       Also, the scale of the prints matter a lot choosing fabric for outfits. You want any pattern or print to match the size of doll and a lot of what would look normal sized on a person, would be too large a graphic when put on a doll. In addition to pulling out fabrics that I think might work, I will also pull out trims I’ve collected and see what might work. One of my favorite dolls I managed to find a good use for some Kelly green silk from a bridesmaid dress. Now that I’m known in my quilt guild as being a doll maker, people sometimes bring me scrap fabric. At the last quilt show the ladies put together a bag of fabrics they felt I might find a use for (as it wasn’t very suitable for quilting). 90% of what was there wasn’t of use to me, but some of it was and it may show up in some future doll I make. Anyway, this is just some of how I chose fabrics for dolls and I hope this gives you some ideas. In Finishing the Figure: Doll Costuming, Embellishments, Accessories by Susanna Oroyan, she gives much more detailed discussion about fabric choice for dolls, from issues of color, texture, and of course scale for the doll. I have to get back to work on these now that the holidays have passed. Hope this was of interest and possibly a little bit useful.

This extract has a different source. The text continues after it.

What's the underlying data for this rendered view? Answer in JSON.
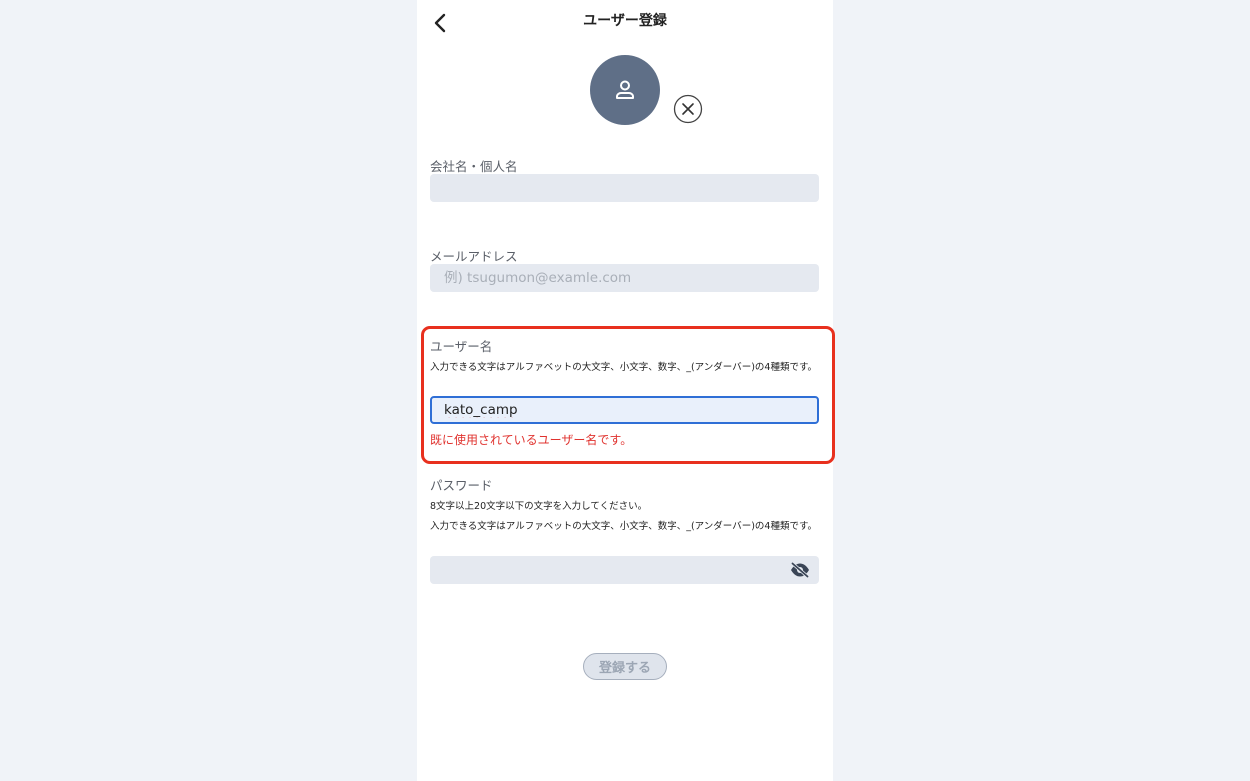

1 comment:

leah said...

Your work is gorgeous! Thanks for the comment on my blog! It really means a lot to me, since I designed it myself, and a clean uncluttered look was one of my goals! ^_^ Have a lovely day!